Housing is broken in California. You can see it everywhere you turn: in the high cost of housing in California, not only in the coastal markets, but also the more “affordable” communities like Sacramento; in the amount of monthly income being spent on rental housing and the consistent increase in rents that force people to live farther from work and often in inferior living conditions; and, in the ever increasing homeless population, a majority of which remains unsheltered.
California is on the verge of becoming a “have” and “have-not” state; those that “have” will remain and live in a style that takes advantage of the full California experience. Those that “have-not” will live in housing that is subpar, in environments that include multiple tenants and in areas less than ideal. Much of California’s middle class will consider leaving the state.
I believe that free markets work in a democratic society. I also believe that with the freedom to build housing without needless and often harmful constraints, there would not be a housing crisis in California.
What defines the housing crisis? On the one hand, there are simply not enough units to meet the growing demand for California — and Sacramento — residents, both in terms of for-sale and for-rent housing. An average of fewer than 80,000 homes per year have been built in the state during the past 10 years, according to a California Department of Housing and Community Development study published last year. That is far below the estimated demand of 180,000 new units annually from 2015 to 2025, based on projected household population growth — 1.8 million new housing units over the next 10 years!
On the other hand, we have a crisis of affordability. According to the California Association of Realtors, only 27 percent of California residents can afford to purchase a $588,530 median priced single-family home in the state as of the third quarter of 2018 — and only a slightly greater number at 35 percent can afford to purchase the $479,390 median priced condo/townhome.
It’s no easier on renters: One third of renters are spending half or more of their monthly income on rent, according to the Public Policy Institute of California. Federal data shows that California has 134,278 people experiencing homelessness (25 percent of the nation’s total) and 91,642 of the homeless population are unsheltered (49 percent of the nation’s total); and California only has 14 percent of the U.S. population.

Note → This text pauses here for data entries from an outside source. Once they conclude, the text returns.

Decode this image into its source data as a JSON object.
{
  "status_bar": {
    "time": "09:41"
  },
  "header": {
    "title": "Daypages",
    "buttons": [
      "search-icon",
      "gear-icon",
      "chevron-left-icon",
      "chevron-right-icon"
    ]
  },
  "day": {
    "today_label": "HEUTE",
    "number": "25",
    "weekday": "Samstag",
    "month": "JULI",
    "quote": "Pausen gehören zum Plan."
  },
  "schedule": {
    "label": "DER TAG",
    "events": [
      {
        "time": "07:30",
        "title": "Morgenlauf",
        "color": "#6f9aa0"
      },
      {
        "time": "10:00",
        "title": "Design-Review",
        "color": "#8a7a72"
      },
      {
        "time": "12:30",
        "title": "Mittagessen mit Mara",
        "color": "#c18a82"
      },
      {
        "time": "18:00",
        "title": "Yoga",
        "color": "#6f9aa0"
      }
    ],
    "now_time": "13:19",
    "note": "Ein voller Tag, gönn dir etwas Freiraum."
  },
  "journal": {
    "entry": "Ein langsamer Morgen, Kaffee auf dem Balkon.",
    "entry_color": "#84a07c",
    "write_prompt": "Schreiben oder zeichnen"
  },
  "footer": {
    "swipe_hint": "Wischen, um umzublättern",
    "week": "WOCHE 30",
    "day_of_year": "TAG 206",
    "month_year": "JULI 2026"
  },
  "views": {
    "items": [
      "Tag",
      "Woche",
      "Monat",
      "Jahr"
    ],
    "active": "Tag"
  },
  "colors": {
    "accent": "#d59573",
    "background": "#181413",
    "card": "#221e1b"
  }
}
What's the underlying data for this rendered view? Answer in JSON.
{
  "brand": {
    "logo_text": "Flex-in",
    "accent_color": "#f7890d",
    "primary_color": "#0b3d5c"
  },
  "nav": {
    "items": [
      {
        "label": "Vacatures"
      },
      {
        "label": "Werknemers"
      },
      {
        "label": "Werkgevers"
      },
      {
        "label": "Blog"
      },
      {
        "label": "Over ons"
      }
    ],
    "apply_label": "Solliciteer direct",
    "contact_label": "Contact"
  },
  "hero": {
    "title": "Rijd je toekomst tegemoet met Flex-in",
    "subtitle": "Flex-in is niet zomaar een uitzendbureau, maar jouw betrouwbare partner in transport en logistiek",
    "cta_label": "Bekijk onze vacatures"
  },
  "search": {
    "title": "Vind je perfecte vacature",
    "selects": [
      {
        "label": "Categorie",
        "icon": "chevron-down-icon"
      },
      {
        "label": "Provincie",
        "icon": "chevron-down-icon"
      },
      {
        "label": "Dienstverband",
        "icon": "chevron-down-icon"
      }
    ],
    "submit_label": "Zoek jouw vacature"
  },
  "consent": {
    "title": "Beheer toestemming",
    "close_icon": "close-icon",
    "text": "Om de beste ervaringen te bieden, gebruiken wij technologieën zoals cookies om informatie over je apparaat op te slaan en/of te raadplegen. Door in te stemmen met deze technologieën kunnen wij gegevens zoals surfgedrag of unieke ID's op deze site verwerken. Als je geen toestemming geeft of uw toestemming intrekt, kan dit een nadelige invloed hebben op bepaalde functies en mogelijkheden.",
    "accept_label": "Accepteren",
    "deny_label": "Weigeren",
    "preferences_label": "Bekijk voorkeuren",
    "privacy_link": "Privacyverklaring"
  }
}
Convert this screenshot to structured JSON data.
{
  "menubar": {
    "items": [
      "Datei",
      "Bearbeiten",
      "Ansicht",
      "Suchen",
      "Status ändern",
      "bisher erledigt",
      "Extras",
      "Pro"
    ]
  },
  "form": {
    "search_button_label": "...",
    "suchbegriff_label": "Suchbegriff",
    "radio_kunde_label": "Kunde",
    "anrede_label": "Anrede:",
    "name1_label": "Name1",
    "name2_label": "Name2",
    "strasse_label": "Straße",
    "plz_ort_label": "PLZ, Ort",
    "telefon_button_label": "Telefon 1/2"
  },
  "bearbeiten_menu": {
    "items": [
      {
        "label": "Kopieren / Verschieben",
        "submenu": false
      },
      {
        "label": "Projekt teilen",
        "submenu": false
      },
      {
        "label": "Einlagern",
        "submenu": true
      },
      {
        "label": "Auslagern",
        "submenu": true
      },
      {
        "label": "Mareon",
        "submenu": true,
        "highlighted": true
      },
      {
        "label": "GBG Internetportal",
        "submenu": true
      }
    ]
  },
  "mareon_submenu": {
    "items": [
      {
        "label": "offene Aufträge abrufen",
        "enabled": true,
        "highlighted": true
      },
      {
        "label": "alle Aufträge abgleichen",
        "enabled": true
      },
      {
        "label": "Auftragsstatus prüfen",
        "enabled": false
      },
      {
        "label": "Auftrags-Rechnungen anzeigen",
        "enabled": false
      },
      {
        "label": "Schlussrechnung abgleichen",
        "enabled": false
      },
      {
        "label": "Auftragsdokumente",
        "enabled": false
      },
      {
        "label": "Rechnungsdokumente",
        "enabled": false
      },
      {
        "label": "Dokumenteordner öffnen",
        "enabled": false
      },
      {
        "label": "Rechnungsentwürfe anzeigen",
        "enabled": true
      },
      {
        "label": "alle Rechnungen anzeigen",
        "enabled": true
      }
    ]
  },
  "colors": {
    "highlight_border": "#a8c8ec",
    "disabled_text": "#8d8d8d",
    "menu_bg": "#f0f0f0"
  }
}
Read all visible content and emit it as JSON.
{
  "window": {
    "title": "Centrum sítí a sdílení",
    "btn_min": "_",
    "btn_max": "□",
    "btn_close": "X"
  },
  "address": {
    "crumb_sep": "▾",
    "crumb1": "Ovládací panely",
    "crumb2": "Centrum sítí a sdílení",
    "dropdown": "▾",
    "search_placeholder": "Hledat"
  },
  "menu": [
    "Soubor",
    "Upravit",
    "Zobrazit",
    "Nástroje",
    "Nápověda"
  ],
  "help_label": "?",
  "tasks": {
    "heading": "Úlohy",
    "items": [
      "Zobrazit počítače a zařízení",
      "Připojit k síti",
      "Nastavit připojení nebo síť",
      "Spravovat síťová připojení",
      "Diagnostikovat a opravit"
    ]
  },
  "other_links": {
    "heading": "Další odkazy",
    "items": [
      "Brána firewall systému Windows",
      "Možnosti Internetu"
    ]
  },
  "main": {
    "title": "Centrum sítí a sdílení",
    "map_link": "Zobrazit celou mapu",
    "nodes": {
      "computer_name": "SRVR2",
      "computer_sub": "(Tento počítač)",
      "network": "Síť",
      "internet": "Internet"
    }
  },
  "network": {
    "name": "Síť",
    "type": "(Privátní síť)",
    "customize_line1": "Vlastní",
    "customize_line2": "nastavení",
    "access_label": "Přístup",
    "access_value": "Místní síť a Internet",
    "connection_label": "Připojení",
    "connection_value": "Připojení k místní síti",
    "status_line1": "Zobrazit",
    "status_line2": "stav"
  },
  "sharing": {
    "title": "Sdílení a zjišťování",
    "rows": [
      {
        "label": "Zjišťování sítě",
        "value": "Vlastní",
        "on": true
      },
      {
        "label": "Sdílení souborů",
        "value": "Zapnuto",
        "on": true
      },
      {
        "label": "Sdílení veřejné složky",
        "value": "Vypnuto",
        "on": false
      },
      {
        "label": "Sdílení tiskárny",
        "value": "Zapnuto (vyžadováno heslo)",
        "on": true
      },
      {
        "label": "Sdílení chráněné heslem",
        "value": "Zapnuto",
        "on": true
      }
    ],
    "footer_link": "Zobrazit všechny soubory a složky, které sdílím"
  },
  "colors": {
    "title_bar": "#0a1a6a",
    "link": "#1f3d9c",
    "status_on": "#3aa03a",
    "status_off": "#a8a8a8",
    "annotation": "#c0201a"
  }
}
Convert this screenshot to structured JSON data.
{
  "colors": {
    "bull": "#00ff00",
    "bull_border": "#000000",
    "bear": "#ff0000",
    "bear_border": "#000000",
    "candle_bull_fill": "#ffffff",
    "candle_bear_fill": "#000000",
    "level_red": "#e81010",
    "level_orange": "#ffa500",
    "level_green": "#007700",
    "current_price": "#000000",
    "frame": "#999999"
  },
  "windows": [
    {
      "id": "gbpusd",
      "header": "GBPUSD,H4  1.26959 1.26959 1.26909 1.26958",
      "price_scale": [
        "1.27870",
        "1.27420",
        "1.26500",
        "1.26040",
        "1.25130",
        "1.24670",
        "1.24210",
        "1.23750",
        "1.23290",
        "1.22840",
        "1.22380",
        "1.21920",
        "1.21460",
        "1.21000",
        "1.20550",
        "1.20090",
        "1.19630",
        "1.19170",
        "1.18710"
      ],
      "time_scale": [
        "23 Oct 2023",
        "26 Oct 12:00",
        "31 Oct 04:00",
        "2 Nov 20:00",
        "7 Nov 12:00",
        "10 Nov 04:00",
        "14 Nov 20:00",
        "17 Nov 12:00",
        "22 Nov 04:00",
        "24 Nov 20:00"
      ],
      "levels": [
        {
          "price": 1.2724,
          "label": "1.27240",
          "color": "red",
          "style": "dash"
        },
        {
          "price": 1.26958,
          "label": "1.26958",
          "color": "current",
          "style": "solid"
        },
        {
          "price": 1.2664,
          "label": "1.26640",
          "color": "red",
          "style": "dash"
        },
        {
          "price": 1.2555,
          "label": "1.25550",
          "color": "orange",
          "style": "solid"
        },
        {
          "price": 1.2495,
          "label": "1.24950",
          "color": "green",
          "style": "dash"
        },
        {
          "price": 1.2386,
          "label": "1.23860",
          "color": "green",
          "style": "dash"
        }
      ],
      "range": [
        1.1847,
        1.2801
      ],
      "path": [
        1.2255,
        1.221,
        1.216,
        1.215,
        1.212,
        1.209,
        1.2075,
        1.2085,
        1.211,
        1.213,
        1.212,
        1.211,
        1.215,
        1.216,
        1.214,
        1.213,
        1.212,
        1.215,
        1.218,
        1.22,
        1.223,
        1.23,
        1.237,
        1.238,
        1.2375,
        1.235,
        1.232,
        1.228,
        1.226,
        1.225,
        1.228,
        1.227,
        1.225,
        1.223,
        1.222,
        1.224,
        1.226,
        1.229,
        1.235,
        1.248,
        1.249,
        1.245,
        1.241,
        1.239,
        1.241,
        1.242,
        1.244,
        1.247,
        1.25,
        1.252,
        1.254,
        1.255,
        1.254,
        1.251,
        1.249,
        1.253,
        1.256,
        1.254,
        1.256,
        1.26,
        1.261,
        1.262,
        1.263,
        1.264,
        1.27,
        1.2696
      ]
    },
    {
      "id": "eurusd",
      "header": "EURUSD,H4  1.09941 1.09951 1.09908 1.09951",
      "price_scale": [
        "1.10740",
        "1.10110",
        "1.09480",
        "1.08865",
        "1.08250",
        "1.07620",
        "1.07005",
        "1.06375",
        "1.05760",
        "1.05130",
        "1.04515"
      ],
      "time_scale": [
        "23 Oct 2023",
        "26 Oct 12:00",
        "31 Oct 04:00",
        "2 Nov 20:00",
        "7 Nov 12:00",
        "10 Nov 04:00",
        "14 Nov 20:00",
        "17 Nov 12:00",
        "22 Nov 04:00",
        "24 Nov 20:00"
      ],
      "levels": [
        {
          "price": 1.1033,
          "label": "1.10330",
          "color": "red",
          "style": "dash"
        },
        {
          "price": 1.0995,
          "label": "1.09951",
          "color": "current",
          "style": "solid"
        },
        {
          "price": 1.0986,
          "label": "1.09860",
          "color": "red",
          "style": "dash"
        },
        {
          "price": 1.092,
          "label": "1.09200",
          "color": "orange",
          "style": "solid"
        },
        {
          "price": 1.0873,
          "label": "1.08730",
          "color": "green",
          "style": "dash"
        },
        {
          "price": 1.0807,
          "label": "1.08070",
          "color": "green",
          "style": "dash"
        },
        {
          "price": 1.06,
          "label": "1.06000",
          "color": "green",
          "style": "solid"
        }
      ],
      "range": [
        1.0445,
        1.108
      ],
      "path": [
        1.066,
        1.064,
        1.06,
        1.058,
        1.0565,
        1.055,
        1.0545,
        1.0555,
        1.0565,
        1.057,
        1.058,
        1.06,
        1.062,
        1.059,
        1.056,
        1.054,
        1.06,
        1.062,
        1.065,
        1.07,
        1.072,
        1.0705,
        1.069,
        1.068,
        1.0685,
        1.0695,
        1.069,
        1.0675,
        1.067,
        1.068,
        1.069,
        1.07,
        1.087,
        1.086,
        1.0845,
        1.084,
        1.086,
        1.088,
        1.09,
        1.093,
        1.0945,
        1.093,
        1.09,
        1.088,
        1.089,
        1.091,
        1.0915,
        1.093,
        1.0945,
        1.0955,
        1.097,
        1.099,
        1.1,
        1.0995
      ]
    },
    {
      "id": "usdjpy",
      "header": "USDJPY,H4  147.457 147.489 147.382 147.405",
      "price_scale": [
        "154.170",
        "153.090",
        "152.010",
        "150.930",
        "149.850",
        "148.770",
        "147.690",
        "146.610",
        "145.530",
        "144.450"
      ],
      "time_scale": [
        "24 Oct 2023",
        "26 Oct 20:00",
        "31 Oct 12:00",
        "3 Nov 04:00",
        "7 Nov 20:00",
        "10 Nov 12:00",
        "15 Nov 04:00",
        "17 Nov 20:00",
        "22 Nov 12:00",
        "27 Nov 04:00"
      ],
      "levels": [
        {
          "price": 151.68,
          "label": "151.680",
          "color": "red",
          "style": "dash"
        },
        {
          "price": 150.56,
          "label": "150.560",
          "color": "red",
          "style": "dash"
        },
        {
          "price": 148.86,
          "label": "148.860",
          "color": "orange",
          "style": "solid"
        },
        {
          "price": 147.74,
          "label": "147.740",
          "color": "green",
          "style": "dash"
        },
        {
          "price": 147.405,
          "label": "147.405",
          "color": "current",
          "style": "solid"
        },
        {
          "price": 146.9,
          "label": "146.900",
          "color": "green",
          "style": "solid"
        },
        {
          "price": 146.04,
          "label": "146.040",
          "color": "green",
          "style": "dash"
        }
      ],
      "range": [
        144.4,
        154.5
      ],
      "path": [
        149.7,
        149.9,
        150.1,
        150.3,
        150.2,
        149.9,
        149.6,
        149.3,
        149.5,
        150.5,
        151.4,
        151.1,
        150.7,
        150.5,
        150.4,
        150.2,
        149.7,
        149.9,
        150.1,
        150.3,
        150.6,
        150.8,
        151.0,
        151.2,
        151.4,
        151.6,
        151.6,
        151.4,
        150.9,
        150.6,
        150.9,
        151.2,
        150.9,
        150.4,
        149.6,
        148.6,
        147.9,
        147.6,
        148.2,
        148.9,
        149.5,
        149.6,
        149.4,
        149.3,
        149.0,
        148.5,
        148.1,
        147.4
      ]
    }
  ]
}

One-third of California residents say high housing costs are forcing them to consider leaving the state, according to the PPIC. It’s already clear that more people are opting to migrate east. According to researchers who analyzed data since the economic recovery began in 2010, new domestic out-migration from California has increased significantly to 140,000 per year. The worst part is that 28 percent of the out-migration is people aged 35-44 — a prime career advancement and child-rearing stage.
Certainly, we’re better than this. A combination of over regulation, restrictive development parameters and excessive fees combined with local anti-growth movements has forced homebuilders to produce ever higher-priced housing, resulting in a housing market that is generally undersupplied and overpriced.
We at The Gregory Group work with land developers and homebuilders who lament the long approval process. It takes up to two times longer to get projects approved today than it did 20 or even 10 years ago. Add in the California Environmental Quality Act, environmental reviews and a new phenomenon since the last recession — a labor shortage — and you have a limited supply of housing available at any given time.
We’ve also noticed a growing and more vocal public sentiment against development, both in high-growth areas and already-grown areas, by residents commonly known as NIMBYs. But no growth where someone lives is short-sighted at best and damaging at worst. Current and future residents surely have the right to proper and effective growth — and there are plenty examples of unrestricted and improper growth — but limited or no growth is hardly the answer.
While the higher cost of land, labor and materials are contributing factors, development fees continue to exert a significant influence on where and what gets developed. It’s not unreasonable for new development to contribute to roads, parks, schools and open space, but perhaps it’s time for a dialogue about the extent of that contribution.
In a country split along cultural, political and philosophical lines, is there hope for a consensus on addressing the housing crisis? I believe there is. Clearly, overreaching government regulation that takes us farther from a free market is not the answer. There are many ideas out in the public domain, which include streamlined approval processes, lower development fees, legislation (such as the recently defeated SB 827, which would have allowed for higher density housing near mass transit) and rent control (also recently defeated). However, let’s consider the following:
- Better dialogue between elected officials, builders and government agencies: Perhaps there are some projects that should be approved at the regional level (rather than the local level), maybe high density at transit corridors is a good thing (even in suburban locations) and suburban development is not a bad thing (especially with appropriate land planning and community design). What about mixed-use development within existing retail and commercial centers? All of this should be hashed out with the goal to provide housing opportunities to all residents.
- Greater public outreach: We have found historically that projects that involve public outreach earlier in the process, even difficult development scenarios, have a greater rate of success and produce much better projects. McKinley Village in East Sacramento and The Cannery in Davis are good examples.
- Development incentives: Let’s provide incentives for builders to meet the needs of all residents, perhaps in the form of tax rebates, lower fees or a streamlined approval process. If Sacramento can offer Amazon massive incentives, why can’t the region offer builder incentives to provide attainable housing for more people to live within the region?
Finally, nothing gets done without a constructive conversation; let’s bring all sides to the table — government agencies, environmentalists, homebuilders and anti-growth groups. At the very least we can try to understand where the other side sits and maybe, just maybe, we can build some great communities together.